As a child, and with all your innocence, not even in a wildest of dreams, your thoughts cross a path of losing someone not only close but also dear to you. You take it for granted that they will always be there. You carelessly go on as forever truly only applies to you. Alternatively, even when the thought may pop in, you simply brush it off into an indefinite future.
You hear and see others losing their loved ones and you convince yourself that you understand and feel their pain. You hear people say it is just like that” and you feel they are being heartless. You think they should be nicer and wiser to know what to say.
As much as you feel you understand them and feel their pain though, you somewhat also feel helpless. You feel helpless as you are not sure exactly what to say or you may have an idea but how to say it is beyond your imagination. So, you look for hints from the grieving. You listen to what they say and try to gather your comments around it. But still, it feels as if you have been presented with a brain surgery assignment.
Then it hits you, for a moment, you try to digest and fathom the fact of what you just heard.
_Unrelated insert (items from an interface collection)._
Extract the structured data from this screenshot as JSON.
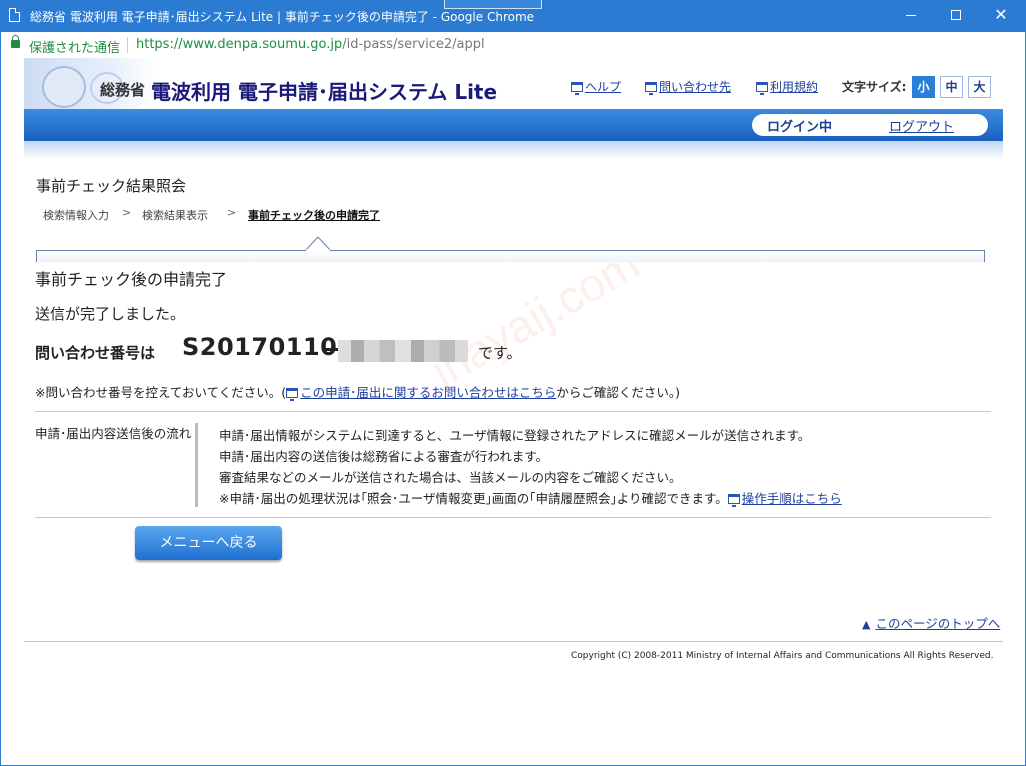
{
  "window": {
    "title": "総務省 電波利用 電子申請･届出システム Lite | 事前チェック後の申請完了 - Google Chrome"
  },
  "address_bar": {
    "secure_label": "保護された通信",
    "url_host": "https://www.denpa.soumu.go.jp",
    "url_path": "/id-pass/service2/appl"
  },
  "header": {
    "ministry": "総務省",
    "system_name": "電波利用 電子申請･届出システム Lite",
    "links": [
      "ヘルプ",
      "問い合わせ先",
      "利用規約"
    ],
    "font_size_label": "文字サイズ:",
    "font_sizes": [
      "小",
      "中",
      "大"
    ],
    "font_size_selected": "小",
    "login_status": "ログイン中",
    "logout": "ログアウト"
  },
  "page": {
    "title": "事前チェック結果照会",
    "breadcrumb": [
      "検索情報入力",
      "検索結果表示",
      "事前チェック後の申請完了"
    ],
    "breadcrumb_separator": ">",
    "heading": "事前チェック後の申請完了",
    "complete_message": "送信が完了しました。",
    "inquiry_label": "問い合わせ番号は",
    "inquiry_number": "S20170110",
    "inquiry_suffix": "です。",
    "note_prefix": "※問い合わせ番号を控えておいてください。(",
    "note_link": "この申請･届出に関するお問い合わせはこちら",
    "note_suffix": "からご確認ください。)",
    "flow_label": "申請･届出内容送信後の流れ",
    "flow_lines": [
      "申請･届出情報がシステムに到達すると、ユーザ情報に登録されたアドレスに確認メールが送信されます。",
      "申請･届出内容の送信後は総務省による審査が行われます。",
      "審査結果などのメールが送信された場合は、当該メールの内容をご確認ください。",
      "※申請･届出の処理状況は｢照会･ユーザ情報変更｣画面の｢申請履歴照会｣より確認できます。"
    ],
    "flow_link": "操作手順はこちら",
    "menu_button": "メニューへ戻る",
    "page_top": "このページのトップへ",
    "copyright": "Copyright (C) 2008-2011 Ministry of Internal Affairs and Communications All Rights Reserved."
  },
  "icons": {
    "window_link": "window-icon",
    "page_top": "up-triangle-icon"
  },
  "colors": {
    "titlebar": "#2b7bd2",
    "nav_bar": "#1a5fbf",
    "link": "#1f3f9f",
    "button": "#2a7fd9",
    "secure_green": "#1e8e3e"
  }
}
A five second moment of silence feels like it has been an hour of disbelief. You feel like it has sunk in and it’s ok, but you may have just concluded too early. Because every time you would receive, a call is like an emotional restart.
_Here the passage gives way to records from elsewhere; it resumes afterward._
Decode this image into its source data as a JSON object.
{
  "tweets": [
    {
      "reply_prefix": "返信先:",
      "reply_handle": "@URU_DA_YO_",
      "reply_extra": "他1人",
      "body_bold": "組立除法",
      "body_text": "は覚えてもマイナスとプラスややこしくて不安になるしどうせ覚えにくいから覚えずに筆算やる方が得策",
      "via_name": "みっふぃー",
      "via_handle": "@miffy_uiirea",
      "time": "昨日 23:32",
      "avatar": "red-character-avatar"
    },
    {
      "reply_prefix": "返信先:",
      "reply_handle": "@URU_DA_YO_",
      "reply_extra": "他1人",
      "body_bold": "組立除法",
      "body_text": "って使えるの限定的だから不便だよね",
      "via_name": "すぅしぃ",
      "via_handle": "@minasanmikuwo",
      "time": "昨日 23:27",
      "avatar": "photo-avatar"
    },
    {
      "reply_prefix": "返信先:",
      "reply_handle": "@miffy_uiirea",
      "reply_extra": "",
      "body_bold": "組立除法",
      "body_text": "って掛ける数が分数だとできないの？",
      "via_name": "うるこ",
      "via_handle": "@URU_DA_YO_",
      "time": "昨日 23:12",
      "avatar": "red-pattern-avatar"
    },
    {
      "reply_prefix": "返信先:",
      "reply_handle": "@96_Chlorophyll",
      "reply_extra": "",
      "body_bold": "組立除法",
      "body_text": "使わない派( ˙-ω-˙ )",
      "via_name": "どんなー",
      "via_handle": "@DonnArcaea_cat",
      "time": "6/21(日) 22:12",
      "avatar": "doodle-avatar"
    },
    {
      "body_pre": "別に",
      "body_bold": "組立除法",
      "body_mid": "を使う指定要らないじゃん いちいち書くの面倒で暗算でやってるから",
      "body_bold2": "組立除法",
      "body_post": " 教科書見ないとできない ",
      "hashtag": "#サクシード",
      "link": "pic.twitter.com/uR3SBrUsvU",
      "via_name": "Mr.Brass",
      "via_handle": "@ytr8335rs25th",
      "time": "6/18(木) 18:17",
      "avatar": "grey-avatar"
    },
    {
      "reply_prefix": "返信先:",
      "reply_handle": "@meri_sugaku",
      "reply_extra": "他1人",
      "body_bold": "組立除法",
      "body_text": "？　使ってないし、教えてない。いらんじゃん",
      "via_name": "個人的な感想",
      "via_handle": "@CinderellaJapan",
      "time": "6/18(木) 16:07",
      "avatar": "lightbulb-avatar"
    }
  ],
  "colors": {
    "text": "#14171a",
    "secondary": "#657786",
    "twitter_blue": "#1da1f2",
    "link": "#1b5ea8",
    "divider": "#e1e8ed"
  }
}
Enough of the drama, the truth is that, as the scripture says, no one knows the day nor the hour.
Every loss of a loved one should be a reminder. A reminder to appreciate and cherish every single moment of life spent with or without. It should also be a reminder that every moment spent in anger or resentment could become a moment lost. Not that negative emotions should not be expressed but that they should be expressed in such a manner that does not crowd and override the beautiful memories we should also share for the time we have together.
Eventually, nature works in its own terms. A man could try to experiment and manipulate even weather events. But one thing a man cannot go against is the will of nature. Yet, a man has opportunities at every turn to learn to bow to nature’s will though often caught up in creating a personal legacy at the expense of his people.
One man has taught me a lesson I shall never forget, a lesson of sacrifice and selflessness. In my deep introspection, I do not even think that he was intentional, but it must have been his nature.
You see, in the world of specialization, we are often advised to choose one thing and dedicate our whole life to it, but this man has proven otherwise. To me, and hopefully, to many, he is an example of what it means to be a gift to the world.
By this time, you may be wondering who I am talking about. I am talking about my father – a father, a warrior. A man with a cool, calm, and collected demeanour – something I will forever envy about him. I cannot deny that I am mourning, for that is nature’s way of letting go in these three dimensions. I celebrate a life lived to the fullest. Celebrating a legacy of not only him but of every father that has lived to highest standards.
By Karlos The Great
OSHIMWENYO is published every Friday in the New Era newspaper with contributions from Karlos Naimwhaka